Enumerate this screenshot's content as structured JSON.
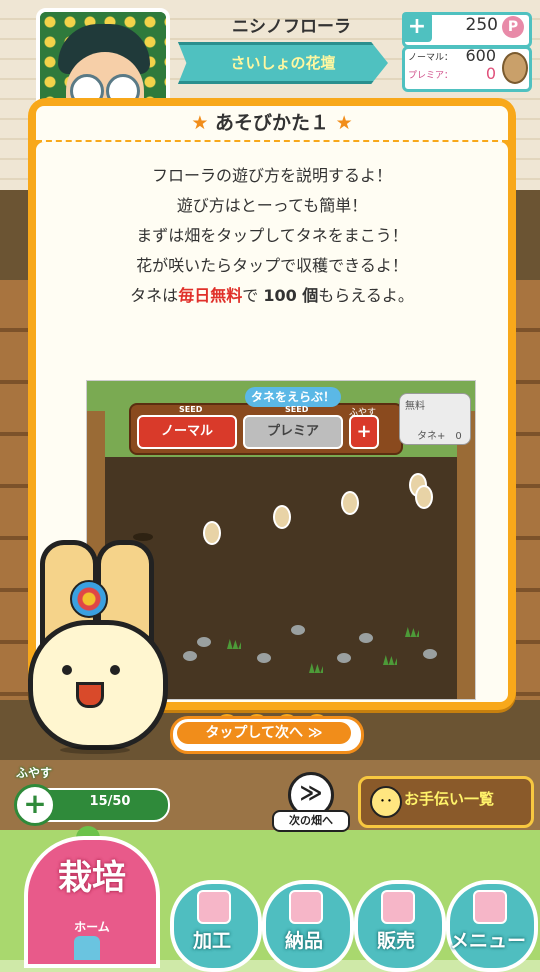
{
  "header": {
    "player_name": "ニシノフローラ",
    "title": "さいしょの花壇",
    "points_plus": "+",
    "points": "250",
    "points_unit": "P",
    "seeds": {
      "normal_label": "ノーマル：",
      "normal_count": "600",
      "premium_label": "プレミア：",
      "premium_count": "0"
    }
  },
  "dialog": {
    "title_star": "★",
    "title": "あそびかた１",
    "lines": [
      "フローラの遊び方を説明するよ！",
      "遊び方はとーっても簡単！",
      "まずは畑をタップしてタネをまこう！",
      "花が咲いたらタップで収穫できるよ！"
    ],
    "line5_prefix": "タネは",
    "line5_highlight": "毎日無料",
    "line5_mid": "で",
    "line5_count": "100 個",
    "line5_suffix": "もらえるよ。",
    "tutorial_image": {
      "caption": "タネをえらぶ！",
      "seed_tag": "SEED",
      "normal_button": "ノーマル",
      "premium_button": "プレミア",
      "expand_label": "ふやす",
      "plus": "+",
      "free_label": "無料",
      "free_count": "タネ+　0"
    },
    "page_dots": [
      true,
      false,
      false,
      false
    ]
  },
  "next_button": {
    "label": "タップして次へ ≫"
  },
  "field_controls": {
    "expand_label": "ふやす",
    "expand_plus": "+",
    "plot_count": "15/50",
    "next_field_icon": "≫",
    "next_field_label": "次の畑へ",
    "helper_icon": "･･",
    "helper_label": "お手伝い一覧"
  },
  "bottom_nav": {
    "home_title": "栽培",
    "home_sub": "ホーム",
    "items": [
      {
        "label": "加工",
        "icon": "bouquet-icon"
      },
      {
        "label": "納品",
        "icon": "gift-box-icon"
      },
      {
        "label": "販売",
        "icon": "cart-icon"
      },
      {
        "label": "メニュー",
        "icon": "building-icon"
      }
    ]
  },
  "colors": {
    "dialog_orange": "#f8a81a",
    "teal": "#4fc1c0",
    "pink": "#e85a8a",
    "green": "#2f8a3a"
  }
}
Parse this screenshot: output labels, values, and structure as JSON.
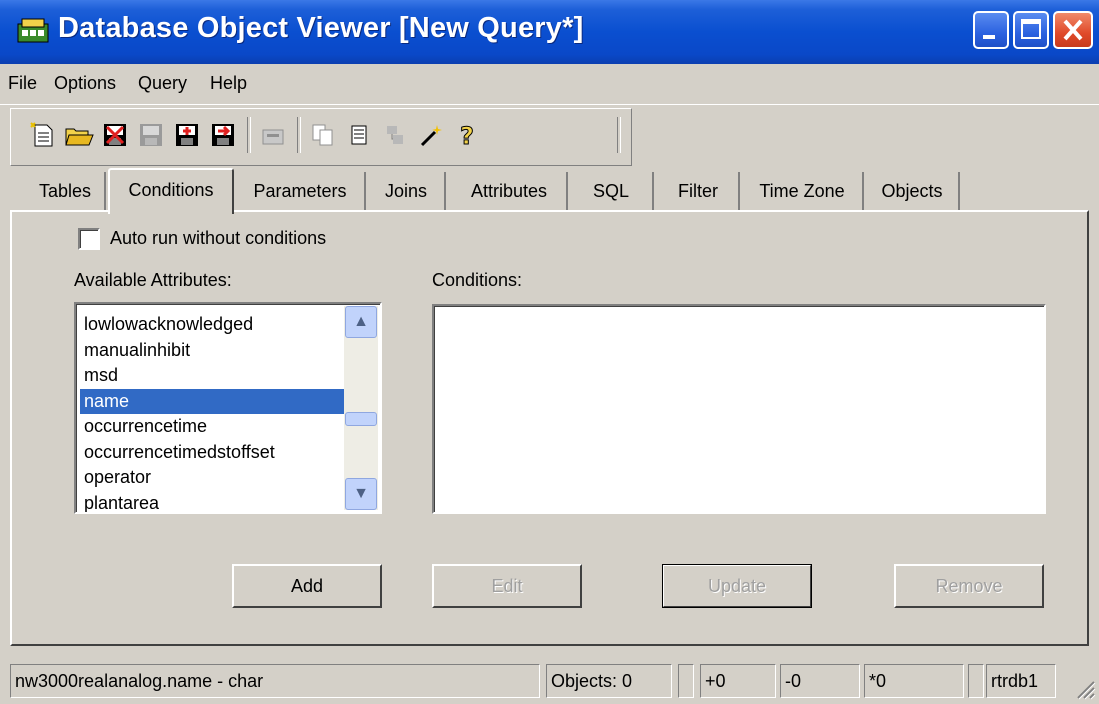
{
  "window": {
    "title": "Database Object Viewer [New Query*]"
  },
  "titlebar_buttons": {
    "minimize": "minimize-icon",
    "maximize": "maximize-icon",
    "close": "close-icon",
    "close_color": "#e04a2a"
  },
  "menu": {
    "items": [
      "File",
      "Options",
      "Query",
      "Help"
    ]
  },
  "toolbar": {
    "icons": [
      "new-query-icon",
      "open-folder-icon",
      "delete-icon",
      "save-icon",
      "save-as-icon",
      "export-icon",
      "run-icon",
      "copy-icon",
      "list-icon",
      "objects-icon",
      "wizard-icon",
      "help-icon"
    ]
  },
  "tabs": {
    "items": [
      "Tables",
      "Conditions",
      "Parameters",
      "Joins",
      "Attributes",
      "SQL",
      "Filter",
      "Time Zone",
      "Objects"
    ],
    "active": "Conditions"
  },
  "conditions_tab": {
    "auto_run_label": "Auto run without conditions",
    "auto_run_checked": false,
    "available_attributes_label": "Available Attributes:",
    "conditions_label": "Conditions:",
    "available_attributes": [
      "lowlowacknowledged",
      "manualinhibit",
      "msd",
      "name",
      "occurrencetime",
      "occurrencetimedstoffset",
      "operator",
      "plantarea"
    ],
    "selected_attribute": "name",
    "conditions": []
  },
  "buttons": {
    "add": "Add",
    "edit": "Edit",
    "update": "Update",
    "remove": "Remove"
  },
  "statusbar": {
    "field": "nw3000realanalog.name - char",
    "objects": "Objects: 0",
    "plus": "+0",
    "minus": "-0",
    "star": "*0",
    "db": "rtrdb1"
  },
  "colors": {
    "titlebar": "#0a4fd0",
    "selection": "#316ac5",
    "face": "#d4d0c8"
  }
}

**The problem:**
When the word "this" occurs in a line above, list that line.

**Answer section:**
Enumerate this screenshot's content as structured JSON.
Parse this screenshot: output labels, values, and structure as JSON.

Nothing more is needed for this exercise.